“The renovation of Couzens Hall continues the vital momentum in the Residential Life Initiatives to improve the residential facilities on campus and to strengthen the connections between living and learning,” said U-M Vice President for Student Affairs E. Royster Harper. “Input from students, faculty and staff, as well as national benchmark data for campus residential communities, were very important in informing this recommendation to the regents. We will continue to engage students and others as the vision for Couzens develops.”
Walbridge become the first construction company in Michigan to receive the Star Award for safety and health excellence from the Michigan Occupational Safety and Health Administration (MIOSHA). Under the new Michigan Voluntary Protection Program for Construction (MVPPC), Walbridge was recognized in September for its exemplary safety program and practices at the Couzens Hall renovation project.
“The university is fully committed to operating safely at all times and we applaud Walbridge for its emphasis on safety,” said Marina Roelofs, executive director, Architecture, Engineering and Construction at U-M. “We value their purposeful approach and the way they hold themselves and their subcontractors accountable.”
The MVPP program has been in place in Michigan since 1998 for general industry. MIOSHA worked with construction industry leaders to create the MVPPC. The program recognizes the specialized work conducted by contractors and subcontractors. To qualify for the Star Award on a fixed-base project, companies must be in business at least three years, have a history of successful partnering with MIOSHA, show a superior commitment to safety and proof of outstanding programs, and have injury and illness rates at or below the national average in a very hazardous industry, according to MIOSHA.

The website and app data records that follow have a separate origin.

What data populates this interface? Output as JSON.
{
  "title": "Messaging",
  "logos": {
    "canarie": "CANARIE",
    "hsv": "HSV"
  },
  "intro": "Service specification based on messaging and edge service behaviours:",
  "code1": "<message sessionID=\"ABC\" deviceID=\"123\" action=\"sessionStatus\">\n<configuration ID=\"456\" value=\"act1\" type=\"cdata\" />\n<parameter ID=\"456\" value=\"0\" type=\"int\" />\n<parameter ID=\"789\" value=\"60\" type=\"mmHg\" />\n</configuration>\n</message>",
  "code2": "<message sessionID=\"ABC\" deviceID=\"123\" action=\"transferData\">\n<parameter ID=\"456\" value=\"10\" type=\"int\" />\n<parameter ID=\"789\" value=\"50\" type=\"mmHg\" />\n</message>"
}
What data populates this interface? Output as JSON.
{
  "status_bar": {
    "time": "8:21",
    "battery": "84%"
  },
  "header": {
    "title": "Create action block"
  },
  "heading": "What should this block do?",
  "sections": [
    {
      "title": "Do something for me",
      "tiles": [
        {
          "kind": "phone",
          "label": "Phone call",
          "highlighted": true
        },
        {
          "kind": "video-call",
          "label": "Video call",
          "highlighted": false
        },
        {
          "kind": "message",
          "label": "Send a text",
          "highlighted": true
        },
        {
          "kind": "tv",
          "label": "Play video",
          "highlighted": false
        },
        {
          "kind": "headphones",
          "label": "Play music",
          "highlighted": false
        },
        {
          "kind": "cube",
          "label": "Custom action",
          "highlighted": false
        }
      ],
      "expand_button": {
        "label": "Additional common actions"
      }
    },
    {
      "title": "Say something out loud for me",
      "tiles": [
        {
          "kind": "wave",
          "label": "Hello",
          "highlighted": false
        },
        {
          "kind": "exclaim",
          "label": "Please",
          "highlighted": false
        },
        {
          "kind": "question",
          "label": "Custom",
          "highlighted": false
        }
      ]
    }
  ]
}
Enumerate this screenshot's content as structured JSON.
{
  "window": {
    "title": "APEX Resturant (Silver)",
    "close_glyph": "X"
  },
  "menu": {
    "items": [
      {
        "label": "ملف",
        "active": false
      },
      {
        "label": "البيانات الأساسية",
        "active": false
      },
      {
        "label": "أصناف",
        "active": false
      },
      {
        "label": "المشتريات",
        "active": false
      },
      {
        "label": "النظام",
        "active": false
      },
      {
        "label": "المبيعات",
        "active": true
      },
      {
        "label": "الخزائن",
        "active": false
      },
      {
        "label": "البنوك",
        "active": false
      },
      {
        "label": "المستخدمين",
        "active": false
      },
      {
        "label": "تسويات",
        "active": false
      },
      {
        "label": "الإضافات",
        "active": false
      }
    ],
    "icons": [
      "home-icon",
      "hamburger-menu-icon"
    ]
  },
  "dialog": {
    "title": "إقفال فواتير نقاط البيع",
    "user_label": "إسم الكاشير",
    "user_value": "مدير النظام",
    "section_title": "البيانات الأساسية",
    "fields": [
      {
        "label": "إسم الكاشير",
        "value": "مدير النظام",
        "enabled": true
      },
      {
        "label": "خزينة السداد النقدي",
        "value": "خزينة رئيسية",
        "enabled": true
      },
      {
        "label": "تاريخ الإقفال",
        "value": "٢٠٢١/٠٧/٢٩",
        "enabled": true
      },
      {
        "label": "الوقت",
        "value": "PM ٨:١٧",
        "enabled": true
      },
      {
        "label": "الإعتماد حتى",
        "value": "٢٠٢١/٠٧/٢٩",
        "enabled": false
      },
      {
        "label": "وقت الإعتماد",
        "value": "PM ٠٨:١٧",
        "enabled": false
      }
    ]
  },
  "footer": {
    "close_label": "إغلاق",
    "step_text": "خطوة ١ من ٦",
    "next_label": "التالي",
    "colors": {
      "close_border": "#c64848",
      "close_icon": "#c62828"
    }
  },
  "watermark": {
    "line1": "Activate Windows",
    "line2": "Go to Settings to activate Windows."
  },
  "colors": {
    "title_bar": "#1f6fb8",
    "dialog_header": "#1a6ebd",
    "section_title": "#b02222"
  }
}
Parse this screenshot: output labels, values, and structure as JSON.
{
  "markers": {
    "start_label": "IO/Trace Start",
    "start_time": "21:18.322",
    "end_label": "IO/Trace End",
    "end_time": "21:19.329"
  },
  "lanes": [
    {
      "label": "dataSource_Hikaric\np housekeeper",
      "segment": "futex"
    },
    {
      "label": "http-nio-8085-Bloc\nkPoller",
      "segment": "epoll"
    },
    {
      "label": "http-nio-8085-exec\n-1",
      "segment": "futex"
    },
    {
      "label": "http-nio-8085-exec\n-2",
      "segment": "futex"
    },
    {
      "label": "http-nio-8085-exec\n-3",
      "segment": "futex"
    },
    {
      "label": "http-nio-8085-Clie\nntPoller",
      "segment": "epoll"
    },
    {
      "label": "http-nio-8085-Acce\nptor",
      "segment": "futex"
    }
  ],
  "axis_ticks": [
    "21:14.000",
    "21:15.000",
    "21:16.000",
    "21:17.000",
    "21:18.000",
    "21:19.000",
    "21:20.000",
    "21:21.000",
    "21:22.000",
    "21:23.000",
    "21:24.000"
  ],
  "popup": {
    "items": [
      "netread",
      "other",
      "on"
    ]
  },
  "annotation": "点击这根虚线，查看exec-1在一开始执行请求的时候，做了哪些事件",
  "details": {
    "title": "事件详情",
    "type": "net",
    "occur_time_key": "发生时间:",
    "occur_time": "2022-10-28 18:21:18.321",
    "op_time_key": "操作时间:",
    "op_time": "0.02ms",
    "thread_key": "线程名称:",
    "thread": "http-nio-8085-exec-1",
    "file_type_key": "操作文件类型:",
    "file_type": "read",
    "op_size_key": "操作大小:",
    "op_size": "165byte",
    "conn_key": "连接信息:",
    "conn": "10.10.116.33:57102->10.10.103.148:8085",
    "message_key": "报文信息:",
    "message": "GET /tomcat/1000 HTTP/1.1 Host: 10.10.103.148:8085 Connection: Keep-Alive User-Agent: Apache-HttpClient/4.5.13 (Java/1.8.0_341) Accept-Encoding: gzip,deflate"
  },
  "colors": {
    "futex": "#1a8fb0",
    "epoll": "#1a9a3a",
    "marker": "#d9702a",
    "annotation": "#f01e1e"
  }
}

“The Star Award recognizes the highest level of achievement in the state for occupational safety and health management in construction,” MIOSHA Director Doug Kalinowski said. “The industry plays a vital role in the state’s economy and higher education is a key to Michigan’s future. Walbridge and the University of Michigan have created a partnership at Couzens Hall that demonstrates how a shared vision for safety and consistent follow-through can yield exemplary results.”
Walbridge has been repeatedly recognized for the quality and effectiveness of its safety programs. In March 2010, the company was awarded first place in the 2009 Associated General Contractors of America Construction Safety and Excellence Awards competition, recognizing it as best in the nation for safety in the Building Division (1 million – 4 million hours worked category).
Walbridge Chairman and CEO John Rakolta, Jr. pointed to the important contributions made by company employees and subcontractors. “Our employees and construction partners made this happen,” he said. “This honor is the result of efforts they make every day to think about safety and to act safely. Safety is a core value and not a part-time obligation with us.”
COUZENS HALL on the University of Michigan Campus is Ann Arbor is in the process of being gutted and refurbished with modern mechanical systems. Common areas on the lower floors are also being re-purposed.
PULLING 120 VOLT wire in a 5th floor hallway at Couzens Hall in Ann Arbor is Lecia Cochran of IBEW Local 252, working for Maryland Electric.